How to Answer HR Interview Questions

During the job application process, hiring managers will ask you common HR interview questions to test your knowledge, experience and interest for the role. The interviewer uses your responses to verify the claims on your resume and your understanding of the job requirements. Practicing HR questions and answers can help you stand out from other candidates. This article explains popular HR interview questions and answers to help you land your dream job.

Why interviewers ask specific HR interview questions

A career in HR is a people-facing role that requires exceptional interpersonal skills and good communication. Most of the questions interviewers ask will test your ability to work with different individuals. HR questions will evaluate your conflict resolution skills and leadership style. You can prepare for the interview by practicing to answer these likely questions. To impress during the interview, you should also research the employer to understand their company culture. 

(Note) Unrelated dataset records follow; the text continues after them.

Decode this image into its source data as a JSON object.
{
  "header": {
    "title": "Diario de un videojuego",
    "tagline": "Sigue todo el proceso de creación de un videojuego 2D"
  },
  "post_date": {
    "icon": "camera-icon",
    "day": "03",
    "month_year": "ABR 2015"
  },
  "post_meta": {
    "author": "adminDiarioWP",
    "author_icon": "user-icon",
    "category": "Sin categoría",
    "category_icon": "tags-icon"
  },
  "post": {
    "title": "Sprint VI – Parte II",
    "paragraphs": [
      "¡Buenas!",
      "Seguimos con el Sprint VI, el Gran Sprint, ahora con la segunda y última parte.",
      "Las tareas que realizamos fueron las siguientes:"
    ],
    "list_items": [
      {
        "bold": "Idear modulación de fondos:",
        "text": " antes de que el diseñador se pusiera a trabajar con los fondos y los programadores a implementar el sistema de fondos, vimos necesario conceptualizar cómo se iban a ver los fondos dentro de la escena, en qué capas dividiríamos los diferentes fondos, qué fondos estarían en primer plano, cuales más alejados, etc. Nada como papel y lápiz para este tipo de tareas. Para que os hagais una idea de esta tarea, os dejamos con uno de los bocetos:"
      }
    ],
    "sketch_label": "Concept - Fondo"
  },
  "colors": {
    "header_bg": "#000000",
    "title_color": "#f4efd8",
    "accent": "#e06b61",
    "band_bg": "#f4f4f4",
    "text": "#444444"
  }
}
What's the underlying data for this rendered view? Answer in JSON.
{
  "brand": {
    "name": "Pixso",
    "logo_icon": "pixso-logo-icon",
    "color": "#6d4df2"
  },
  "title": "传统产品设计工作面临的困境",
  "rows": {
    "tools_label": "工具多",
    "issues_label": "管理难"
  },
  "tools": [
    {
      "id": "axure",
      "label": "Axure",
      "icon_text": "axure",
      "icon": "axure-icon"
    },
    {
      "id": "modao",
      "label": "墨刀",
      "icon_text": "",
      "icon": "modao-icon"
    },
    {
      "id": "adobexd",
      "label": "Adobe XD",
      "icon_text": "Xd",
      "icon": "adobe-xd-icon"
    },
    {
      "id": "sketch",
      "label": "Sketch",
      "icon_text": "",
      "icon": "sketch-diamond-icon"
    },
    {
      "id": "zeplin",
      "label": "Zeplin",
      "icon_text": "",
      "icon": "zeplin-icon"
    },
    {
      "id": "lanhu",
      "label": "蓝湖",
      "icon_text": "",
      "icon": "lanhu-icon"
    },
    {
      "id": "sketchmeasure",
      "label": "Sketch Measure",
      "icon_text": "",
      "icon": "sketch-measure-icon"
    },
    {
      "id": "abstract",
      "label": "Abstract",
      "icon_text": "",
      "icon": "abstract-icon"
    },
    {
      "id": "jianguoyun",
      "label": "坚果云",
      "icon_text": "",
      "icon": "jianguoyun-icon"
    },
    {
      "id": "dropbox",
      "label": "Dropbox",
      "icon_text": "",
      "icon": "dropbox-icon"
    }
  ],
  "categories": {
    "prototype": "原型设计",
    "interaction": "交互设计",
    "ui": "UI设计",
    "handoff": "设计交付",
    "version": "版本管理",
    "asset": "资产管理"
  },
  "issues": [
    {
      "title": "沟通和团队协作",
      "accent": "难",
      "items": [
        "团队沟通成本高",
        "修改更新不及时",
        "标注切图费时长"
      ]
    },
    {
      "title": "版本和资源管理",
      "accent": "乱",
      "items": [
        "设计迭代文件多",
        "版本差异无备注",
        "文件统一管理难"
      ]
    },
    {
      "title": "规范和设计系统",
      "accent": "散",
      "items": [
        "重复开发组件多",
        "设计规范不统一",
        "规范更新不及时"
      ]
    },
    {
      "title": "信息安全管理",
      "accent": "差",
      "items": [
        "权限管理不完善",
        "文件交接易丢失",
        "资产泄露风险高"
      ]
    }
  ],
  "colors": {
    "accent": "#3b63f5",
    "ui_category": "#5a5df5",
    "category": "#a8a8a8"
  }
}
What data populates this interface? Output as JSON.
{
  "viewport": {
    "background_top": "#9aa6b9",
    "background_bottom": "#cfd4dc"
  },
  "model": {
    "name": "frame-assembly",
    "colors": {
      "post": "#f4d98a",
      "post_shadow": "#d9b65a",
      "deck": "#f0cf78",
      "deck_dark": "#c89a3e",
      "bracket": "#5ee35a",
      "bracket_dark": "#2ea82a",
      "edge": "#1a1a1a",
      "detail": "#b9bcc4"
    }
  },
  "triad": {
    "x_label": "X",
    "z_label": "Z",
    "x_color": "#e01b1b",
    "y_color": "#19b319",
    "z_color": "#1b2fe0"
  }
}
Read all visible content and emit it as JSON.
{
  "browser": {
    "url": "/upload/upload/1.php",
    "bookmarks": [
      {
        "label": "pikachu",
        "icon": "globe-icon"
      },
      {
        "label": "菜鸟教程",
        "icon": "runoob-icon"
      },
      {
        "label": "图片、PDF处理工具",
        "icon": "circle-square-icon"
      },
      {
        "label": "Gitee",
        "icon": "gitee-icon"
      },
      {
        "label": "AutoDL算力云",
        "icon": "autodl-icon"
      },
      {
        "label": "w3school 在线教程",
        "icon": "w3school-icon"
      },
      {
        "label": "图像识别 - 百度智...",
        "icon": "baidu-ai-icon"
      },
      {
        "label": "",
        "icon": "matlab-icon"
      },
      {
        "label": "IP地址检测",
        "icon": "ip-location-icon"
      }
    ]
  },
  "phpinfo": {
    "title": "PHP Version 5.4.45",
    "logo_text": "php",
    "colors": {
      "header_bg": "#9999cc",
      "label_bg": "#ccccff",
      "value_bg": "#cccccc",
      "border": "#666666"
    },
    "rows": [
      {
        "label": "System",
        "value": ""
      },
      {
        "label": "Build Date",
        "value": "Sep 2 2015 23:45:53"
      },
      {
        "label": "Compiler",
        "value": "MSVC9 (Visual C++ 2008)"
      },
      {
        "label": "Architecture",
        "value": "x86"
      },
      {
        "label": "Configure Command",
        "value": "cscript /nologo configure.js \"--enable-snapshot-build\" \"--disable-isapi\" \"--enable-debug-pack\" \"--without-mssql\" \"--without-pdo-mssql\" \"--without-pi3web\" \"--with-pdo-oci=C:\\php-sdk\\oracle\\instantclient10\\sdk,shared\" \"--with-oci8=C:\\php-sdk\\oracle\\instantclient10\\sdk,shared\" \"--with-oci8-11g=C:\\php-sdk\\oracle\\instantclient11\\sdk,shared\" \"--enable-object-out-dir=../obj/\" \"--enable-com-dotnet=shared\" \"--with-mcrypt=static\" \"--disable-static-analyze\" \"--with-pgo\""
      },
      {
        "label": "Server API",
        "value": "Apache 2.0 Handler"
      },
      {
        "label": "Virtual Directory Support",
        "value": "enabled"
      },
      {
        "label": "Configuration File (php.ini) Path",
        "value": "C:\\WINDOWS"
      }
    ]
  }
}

Common HR interview questions 

HR interview questions will test your soft skills and evaluate your understanding of the company culture. But, you can prepare for these types of questions and improve your chances of getting hired. 

Use the following examples to prepare for your HR job interview: 

Tell me about yourself

This question helps the hiring manager identify your educational and professional achievements that apply to the job. The best response will match your skills and experiences to the role. 

A good response can describe your duties and responsibilities at your current company. You can also mention two or three of your best accomplishments and how they relate to the position you are applying for. 

Example: ‘I have worked in HR for the past five years. During that time, I organized 21 recruitment exercises where my employer hired over 100 junior and senior-level staff. I have also trained over 200 existing and new employees, helping to improve company culture and reduce employee turnover. I also managed the payroll of over 250 employees and created a survey to measure job satisfaction, resulting in a 55% increase in productivity and performance.’

What will be your strategy for the next 60 days if you are hired?

Interviewers use this question to test your understanding of the job requirements. It’s not advisable to describe a strategy since you don’t have complete knowledge of how the company works. 

In your response, mention the steps you will take to understand your role, how to fit into the company and the best way to channel your skills to help the organization achieve its objectives. 

Example: ‘My first 60 days will be spent understanding how the organization works and how I can use my skills and experiences to improve employee welfare. I will meet the heads of the departments that will work with me and get feedback on the issues their teams are facing and suggestions on how to make things better.’

Why do you want a new job?

It’s better to avoid negative comments about your previous or current employer when answering this question. Instead, you can mention achievements at the former job and your readiness for bigger challenges. 

Example: ‘At my current job, I have excelled at every aspect of HR. I conducted over 200 interviews, organized 55 training sessions for new employees and supervised their orientation and onboarding. I also managed the payroll for two years and successfully resolved over 30 employee disputes. The job has become less challenging and I believe I need a new environment that presents more opportunities to use my expertise.’

What are your strengths and weaknesses?

This question seeks to identify your core skills and level of integrity. Instead of acting like a perfectionist, try to be honest and talk about your best skills and real weaknesses. 

Without bragging, describe how your skills helped former employers to reach their goals. Make it more impactful by expressing the lessons and experiences you gained from your weaknesses. 

Example: ‘My greatest strength is the ability to work with different people regardless of their level at the company. One weakness I had was subjective judgment. When I was new on the job, it was difficult for me to side with junior level staff when they had disputes with management. This led to threats of a strike at one point. I now know that every issue must be seen based on their merit, not the position of the people concerned.’

What do you like about your current role?

This question can help you showcase your achievements at your current job and how it has prepared you for new challenges. In your response, describe the positives of your job but mention qualities relevant to the position for which you are applying. Don’t be overly enthusiastic about your current employer so the interviewer doesn’t get a wrong impression. 

Example: ‘The best thing about my current position is equality. The company provides an equal opportunity for every person regardless of their race or religion. As long as you qualify for the position, you have the same chances of getting hired.’

What do you know about our company?

Employers ask this common HR interview question to gauge how passionate you are about their company. The question provides an excellent opportunity to impress the hiring manager if you researched the company and carefully read the job posting before the interview.

Example: ‘I have used your products for the past seven years when I had my first child. It was fascinating to learn that a company could care so much about their customers. The attention to detail and the level of research that went into the products was exceptional. Later, I learned you have one of the best welfare programs in the industry and the company also trains its staff yearly for free. This seems like a great place to work.’

How do you relate to different people?

An HR position requires working with different people from every department of the organization. Hiring managers want candidates who can interact with various personalities without issues. 

Example: ‘Working with different people requires empathy, emotional intelligence and an in-depth understanding that people are different. I try not to judge, and I give employees as many chances as possible to prove themselves. Most of the time, people have a lot of things going on in their lives that make them react in certain ways.’